§ **Task brief**: Using the records below, find every line that includes "icon" and copy it.
:::
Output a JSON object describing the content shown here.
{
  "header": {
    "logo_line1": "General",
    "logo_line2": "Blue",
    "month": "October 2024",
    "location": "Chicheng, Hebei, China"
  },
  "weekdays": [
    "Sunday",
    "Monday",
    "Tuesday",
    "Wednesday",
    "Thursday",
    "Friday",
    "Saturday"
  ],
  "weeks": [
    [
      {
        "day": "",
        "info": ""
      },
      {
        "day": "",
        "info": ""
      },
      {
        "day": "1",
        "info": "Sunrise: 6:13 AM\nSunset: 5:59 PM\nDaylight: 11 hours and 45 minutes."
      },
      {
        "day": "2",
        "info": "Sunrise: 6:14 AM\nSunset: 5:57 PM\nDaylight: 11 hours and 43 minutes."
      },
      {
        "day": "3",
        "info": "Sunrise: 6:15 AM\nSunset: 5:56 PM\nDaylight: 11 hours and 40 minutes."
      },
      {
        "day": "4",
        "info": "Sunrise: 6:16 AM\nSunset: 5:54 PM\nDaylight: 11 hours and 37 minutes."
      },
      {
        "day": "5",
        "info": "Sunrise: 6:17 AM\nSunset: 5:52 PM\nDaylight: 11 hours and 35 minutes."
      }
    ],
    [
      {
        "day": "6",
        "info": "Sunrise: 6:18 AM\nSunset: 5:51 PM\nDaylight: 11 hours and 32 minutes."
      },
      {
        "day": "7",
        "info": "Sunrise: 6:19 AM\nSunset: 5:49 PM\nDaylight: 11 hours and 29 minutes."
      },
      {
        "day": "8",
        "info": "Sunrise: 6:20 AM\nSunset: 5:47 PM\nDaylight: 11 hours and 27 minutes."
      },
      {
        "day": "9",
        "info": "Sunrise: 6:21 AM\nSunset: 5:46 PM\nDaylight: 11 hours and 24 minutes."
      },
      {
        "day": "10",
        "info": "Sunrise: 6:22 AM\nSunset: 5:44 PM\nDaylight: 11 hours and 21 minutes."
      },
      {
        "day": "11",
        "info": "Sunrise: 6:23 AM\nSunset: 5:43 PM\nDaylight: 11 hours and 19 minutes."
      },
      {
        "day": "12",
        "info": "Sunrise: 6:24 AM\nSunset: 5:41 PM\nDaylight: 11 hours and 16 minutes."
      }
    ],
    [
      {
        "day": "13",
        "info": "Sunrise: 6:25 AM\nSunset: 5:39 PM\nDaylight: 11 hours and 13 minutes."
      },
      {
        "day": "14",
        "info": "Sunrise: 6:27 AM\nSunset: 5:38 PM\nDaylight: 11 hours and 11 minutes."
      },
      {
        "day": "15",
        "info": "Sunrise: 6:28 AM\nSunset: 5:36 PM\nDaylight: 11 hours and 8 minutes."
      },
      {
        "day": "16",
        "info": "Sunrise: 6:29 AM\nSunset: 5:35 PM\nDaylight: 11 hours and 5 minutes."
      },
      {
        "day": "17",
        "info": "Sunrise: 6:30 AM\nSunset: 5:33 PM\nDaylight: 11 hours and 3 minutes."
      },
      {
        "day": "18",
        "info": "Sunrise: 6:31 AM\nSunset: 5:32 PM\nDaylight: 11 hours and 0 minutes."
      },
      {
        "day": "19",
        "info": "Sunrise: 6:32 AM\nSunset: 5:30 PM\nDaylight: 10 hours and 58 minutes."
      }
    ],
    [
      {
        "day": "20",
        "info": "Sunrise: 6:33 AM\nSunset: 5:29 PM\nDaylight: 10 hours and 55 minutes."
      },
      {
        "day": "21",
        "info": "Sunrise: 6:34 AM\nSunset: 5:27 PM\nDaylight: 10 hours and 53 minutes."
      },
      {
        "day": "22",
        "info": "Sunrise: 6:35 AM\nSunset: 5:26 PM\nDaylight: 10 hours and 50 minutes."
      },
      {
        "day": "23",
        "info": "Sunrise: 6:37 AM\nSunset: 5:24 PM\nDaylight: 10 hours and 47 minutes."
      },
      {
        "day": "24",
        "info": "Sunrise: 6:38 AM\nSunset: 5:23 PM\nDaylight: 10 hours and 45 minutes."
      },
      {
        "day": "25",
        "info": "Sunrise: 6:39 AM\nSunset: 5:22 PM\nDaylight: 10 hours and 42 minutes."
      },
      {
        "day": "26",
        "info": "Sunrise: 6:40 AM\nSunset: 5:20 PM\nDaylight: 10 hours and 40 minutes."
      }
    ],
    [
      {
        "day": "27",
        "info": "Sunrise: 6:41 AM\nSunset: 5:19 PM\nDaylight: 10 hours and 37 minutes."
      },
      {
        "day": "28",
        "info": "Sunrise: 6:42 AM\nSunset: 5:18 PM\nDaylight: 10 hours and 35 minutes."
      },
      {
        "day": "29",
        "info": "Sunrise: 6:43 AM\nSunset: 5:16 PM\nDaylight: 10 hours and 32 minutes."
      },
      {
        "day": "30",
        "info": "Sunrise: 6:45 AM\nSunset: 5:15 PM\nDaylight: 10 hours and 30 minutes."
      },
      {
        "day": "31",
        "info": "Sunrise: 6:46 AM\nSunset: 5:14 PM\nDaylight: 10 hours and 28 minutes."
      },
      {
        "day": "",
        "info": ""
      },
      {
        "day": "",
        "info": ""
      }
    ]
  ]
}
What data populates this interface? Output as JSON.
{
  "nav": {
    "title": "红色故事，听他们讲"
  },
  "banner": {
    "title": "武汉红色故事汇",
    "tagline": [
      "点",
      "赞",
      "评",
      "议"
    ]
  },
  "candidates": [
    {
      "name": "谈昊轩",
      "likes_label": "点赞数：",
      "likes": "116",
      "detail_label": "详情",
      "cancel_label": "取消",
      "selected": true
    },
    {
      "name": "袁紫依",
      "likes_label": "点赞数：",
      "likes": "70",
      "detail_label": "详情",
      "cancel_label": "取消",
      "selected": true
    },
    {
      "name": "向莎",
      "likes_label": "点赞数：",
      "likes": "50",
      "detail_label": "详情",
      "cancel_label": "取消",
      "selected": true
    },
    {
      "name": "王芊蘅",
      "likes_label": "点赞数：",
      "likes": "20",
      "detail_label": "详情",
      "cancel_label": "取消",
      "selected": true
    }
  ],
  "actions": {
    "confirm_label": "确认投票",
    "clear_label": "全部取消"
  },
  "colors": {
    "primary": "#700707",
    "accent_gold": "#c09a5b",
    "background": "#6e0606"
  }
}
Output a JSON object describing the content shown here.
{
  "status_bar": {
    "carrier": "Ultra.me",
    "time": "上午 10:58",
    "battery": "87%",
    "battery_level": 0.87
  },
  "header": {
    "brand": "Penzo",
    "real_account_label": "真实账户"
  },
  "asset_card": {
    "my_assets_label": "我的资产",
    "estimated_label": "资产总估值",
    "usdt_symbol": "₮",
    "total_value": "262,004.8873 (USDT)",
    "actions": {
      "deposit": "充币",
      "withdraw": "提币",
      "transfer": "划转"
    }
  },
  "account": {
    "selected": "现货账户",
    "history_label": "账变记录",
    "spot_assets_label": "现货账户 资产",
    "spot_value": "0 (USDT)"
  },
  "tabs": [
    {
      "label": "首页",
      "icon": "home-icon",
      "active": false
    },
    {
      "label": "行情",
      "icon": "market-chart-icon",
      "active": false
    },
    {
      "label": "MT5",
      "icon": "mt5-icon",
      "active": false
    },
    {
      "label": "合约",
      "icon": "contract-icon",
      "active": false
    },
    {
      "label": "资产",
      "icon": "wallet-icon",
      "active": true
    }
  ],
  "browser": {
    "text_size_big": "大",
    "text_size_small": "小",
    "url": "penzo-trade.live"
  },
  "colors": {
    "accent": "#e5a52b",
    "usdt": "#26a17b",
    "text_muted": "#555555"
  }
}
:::
§ **Solved exercise**:
      "icon": "home-icon",
      "icon": "market-chart-icon",
      "icon": "mt5-icon",
      "icon": "contract-icon",
      "icon": "wallet-icon",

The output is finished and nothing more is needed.